(Beginning of Data records)

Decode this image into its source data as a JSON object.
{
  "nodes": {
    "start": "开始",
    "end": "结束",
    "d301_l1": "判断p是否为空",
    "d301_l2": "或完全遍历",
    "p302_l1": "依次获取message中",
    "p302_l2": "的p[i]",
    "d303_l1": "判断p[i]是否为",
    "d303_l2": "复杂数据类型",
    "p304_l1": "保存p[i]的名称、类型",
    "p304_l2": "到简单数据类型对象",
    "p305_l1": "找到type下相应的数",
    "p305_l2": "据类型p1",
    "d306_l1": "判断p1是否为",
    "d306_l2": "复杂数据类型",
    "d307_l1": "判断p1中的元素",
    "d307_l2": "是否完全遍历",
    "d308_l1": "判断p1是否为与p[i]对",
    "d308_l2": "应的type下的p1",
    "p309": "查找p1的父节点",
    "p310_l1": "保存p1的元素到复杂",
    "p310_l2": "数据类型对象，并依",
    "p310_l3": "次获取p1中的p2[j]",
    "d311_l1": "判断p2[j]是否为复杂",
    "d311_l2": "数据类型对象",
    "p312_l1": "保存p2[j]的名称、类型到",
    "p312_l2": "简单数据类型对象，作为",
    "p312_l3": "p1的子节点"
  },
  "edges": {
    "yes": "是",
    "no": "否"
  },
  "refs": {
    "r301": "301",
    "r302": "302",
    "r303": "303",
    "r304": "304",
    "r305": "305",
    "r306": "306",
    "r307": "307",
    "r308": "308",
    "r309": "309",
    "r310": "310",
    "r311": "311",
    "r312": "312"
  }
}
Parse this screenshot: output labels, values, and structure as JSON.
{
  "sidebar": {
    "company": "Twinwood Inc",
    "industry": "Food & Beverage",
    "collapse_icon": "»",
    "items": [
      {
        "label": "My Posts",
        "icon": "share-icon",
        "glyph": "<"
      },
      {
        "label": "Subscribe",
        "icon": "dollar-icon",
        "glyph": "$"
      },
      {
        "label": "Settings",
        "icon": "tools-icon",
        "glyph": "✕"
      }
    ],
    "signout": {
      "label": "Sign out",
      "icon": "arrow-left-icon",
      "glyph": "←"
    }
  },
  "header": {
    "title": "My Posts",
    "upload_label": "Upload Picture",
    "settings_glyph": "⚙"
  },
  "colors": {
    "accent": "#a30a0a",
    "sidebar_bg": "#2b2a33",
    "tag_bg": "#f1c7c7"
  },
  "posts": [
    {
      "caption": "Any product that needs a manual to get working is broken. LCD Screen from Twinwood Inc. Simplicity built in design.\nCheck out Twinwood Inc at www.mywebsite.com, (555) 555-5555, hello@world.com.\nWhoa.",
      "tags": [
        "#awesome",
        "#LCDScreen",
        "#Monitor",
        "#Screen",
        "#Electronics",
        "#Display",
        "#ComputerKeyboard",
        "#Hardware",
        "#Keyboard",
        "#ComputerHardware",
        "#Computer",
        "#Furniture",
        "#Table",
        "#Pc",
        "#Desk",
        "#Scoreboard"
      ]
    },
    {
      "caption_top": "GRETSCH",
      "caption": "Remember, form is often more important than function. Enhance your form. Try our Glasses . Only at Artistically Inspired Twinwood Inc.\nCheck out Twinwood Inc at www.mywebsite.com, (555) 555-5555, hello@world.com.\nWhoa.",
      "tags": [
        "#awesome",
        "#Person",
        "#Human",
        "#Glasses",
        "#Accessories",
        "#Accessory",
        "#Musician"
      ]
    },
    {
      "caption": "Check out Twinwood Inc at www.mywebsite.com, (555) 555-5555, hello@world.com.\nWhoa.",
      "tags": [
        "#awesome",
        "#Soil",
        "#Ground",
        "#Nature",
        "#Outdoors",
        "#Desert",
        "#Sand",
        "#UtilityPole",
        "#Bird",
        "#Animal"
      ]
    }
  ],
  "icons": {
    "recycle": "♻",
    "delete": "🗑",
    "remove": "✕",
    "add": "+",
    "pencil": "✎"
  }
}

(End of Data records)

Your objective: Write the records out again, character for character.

Answer to this exercise:
Decode this image into its source data as a JSON object.
{
  "nodes": {
    "start": "开始",
    "end": "结束",
    "d301_l1": "判断p是否为空",
    "d301_l2": "或完全遍历",
    "p302_l1": "依次获取message中",
    "p302_l2": "的p[i]",
    "d303_l1": "判断p[i]是否为",
    "d303_l2": "复杂数据类型",
    "p304_l1": "保存p[i]的名称、类型",
    "p304_l2": "到简单数据类型对象",
    "p305_l1": "找到type下相应的数",
    "p305_l2": "据类型p1",
    "d306_l1": "判断p1是否为",
    "d306_l2": "复杂数据类型",
    "d307_l1": "判断p1中的元素",
    "d307_l2": "是否完全遍历",
    "d308_l1": "判断p1是否为与p[i]对",
    "d308_l2": "应的type下的p1",
    "p309": "查找p1的父节点",
    "p310_l1": "保存p1的元素到复杂",
    "p310_l2": "数据类型对象，并依",
    "p310_l3": "次获取p1中的p2[j]",
    "d311_l1": "判断p2[j]是否为复杂",
    "d311_l2": "数据类型对象",
    "p312_l1": "保存p2[j]的名称、类型到",
    "p312_l2": "简单数据类型对象，作为",
    "p312_l3": "p1的子节点"
  },
  "edges": {
    "yes": "是",
    "no": "否"
  },
  "refs": {
    "r301": "301",
    "r302": "302",
    "r303": "303",
    "r304": "304",
    "r305": "305",
    "r306": "306",
    "r307": "307",
    "r308": "308",
    "r309": "309",
    "r310": "310",
    "r311": "311",
    "r312": "312"
  }
}
Parse this screenshot: output labels, values, and structure as JSON.
{
  "sidebar": {
    "company": "Twinwood Inc",
    "industry": "Food & Beverage",
    "collapse_icon": "»",
    "items": [
      {
        "label": "My Posts",
        "icon": "share-icon",
        "glyph": "<"
      },
      {
        "label": "Subscribe",
        "icon": "dollar-icon",
        "glyph": "$"
      },
      {
        "label": "Settings",
        "icon": "tools-icon",
        "glyph": "✕"
      }
    ],
    "signout": {
      "label": "Sign out",
      "icon": "arrow-left-icon",
      "glyph": "←"
    }
  },
  "header": {
    "title": "My Posts",
    "upload_label": "Upload Picture",
    "settings_glyph": "⚙"
  },
  "colors": {
    "accent": "#a30a0a",
    "sidebar_bg": "#2b2a33",
    "tag_bg": "#f1c7c7"
  },
  "posts": [
    {
      "caption": "Any product that needs a manual to get working is broken. LCD Screen from Twinwood Inc. Simplicity built in design.\nCheck out Twinwood Inc at www.mywebsite.com, (555) 555-5555, hello@world.com.\nWhoa.",
      "tags": [
        "#awesome",
        "#LCDScreen",
        "#Monitor",
        "#Screen",
        "#Electronics",
        "#Display",
        "#ComputerKeyboard",
        "#Hardware",
        "#Keyboard",
        "#ComputerHardware",
        "#Computer",
        "#Furniture",
        "#Table",
        "#Pc",
        "#Desk",
        "#Scoreboard"
      ]
    },
    {
      "caption_top": "GRETSCH",
      "caption": "Remember, form is often more important than function. Enhance your form. Try our Glasses . Only at Artistically Inspired Twinwood Inc.\nCheck out Twinwood Inc at www.mywebsite.com, (555) 555-5555, hello@world.com.\nWhoa.",
      "tags": [
        "#awesome",
        "#Person",
        "#Human",
        "#Glasses",
        "#Accessories",
        "#Accessory",
        "#Musician"
      ]
    },
    {
      "caption": "Check out Twinwood Inc at www.mywebsite.com, (555) 555-5555, hello@world.com.\nWhoa.",
      "tags": [
        "#awesome",
        "#Soil",
        "#Ground",
        "#Nature",
        "#Outdoors",
        "#Desert",
        "#Sand",
        "#UtilityPole",
        "#Bird",
        "#Animal"
      ]
    }
  ],
  "icons": {
    "recycle": "♻",
    "delete": "🗑",
    "remove": "✕",
    "add": "+",
    "pencil": "✎"
  }
}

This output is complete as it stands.